A occasional question seen in the forums, which was just recently asked today, is:
"I know I can use
to get all of the columns from a table, but is there a way to write
SELECT * minus columnX
to get all of the columns except for certain ones?"
Now, my goal isn't to debate whether not "SELECT *" is bad or good or should be used or not. The fact of the matter is, people use it all the time because it is quicker and shorter than typing out all of the column names. People are lazy, right? (myself included.) And these lazy people often would like to return all of the columns from a table except for one or two without typing them all out. So, why isn't this concept allowed? Would it make any sense?
Here's my usual response:
First, the answer is no, SQL does not support that. You must specify what you want.
Second, if you ask me "why not? It would be great!", let me ask you this in return:
"If SQL did support that syntax, and you executed
SELECT * minus ColumnX
but columnX did not exist in that table, what should happen?"
I think it's kind of an interesting thing to think about. Should an error occur? Or should it just happily return the results, since we didn't want ColumnX anyway? Maybe it should issue a warning? I really don't know ... Would we all ever be able to agree on a definitive, logical way to handle this?
Here's another way to think about it: What if there were a command called "DontExec" that simply didn't execute
the stored procedure specified. What should happen if you call DontExec on a stored procedure that doesn't exist?
That sounds kind of silly, I know, but it is the same basic thing to consider as if you had a "* minus Column" option in a SELECT statement. Shorter to type? Sure. Does it make any sense? Not really.
By the way -- the third part of my response is usually this: the easiest solution is to simply use SSMS, QA, or EM to assist you in building your column list by using the scripting features or the query builder if you don't want to type it all out.

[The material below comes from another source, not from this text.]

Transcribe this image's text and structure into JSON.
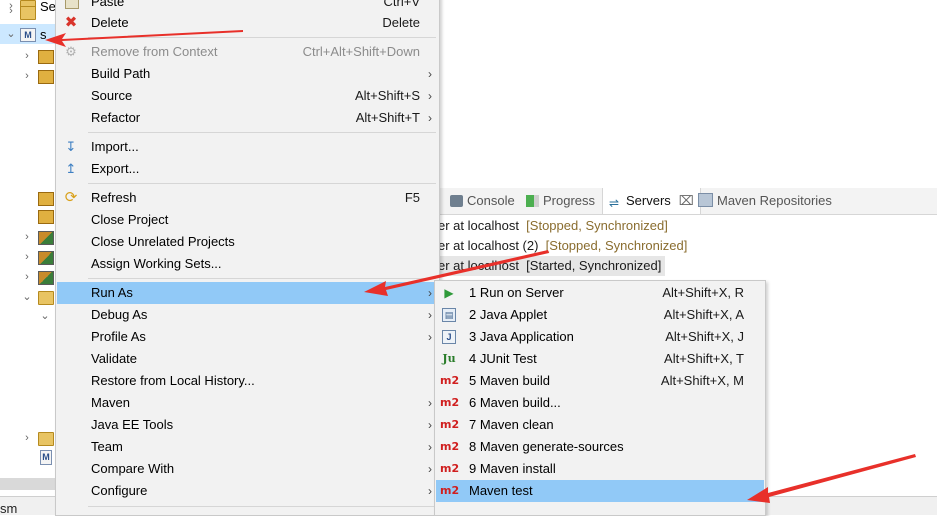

As Denis points out in the comments, it's actually even easier
. Now you really
have no excuse to use *. )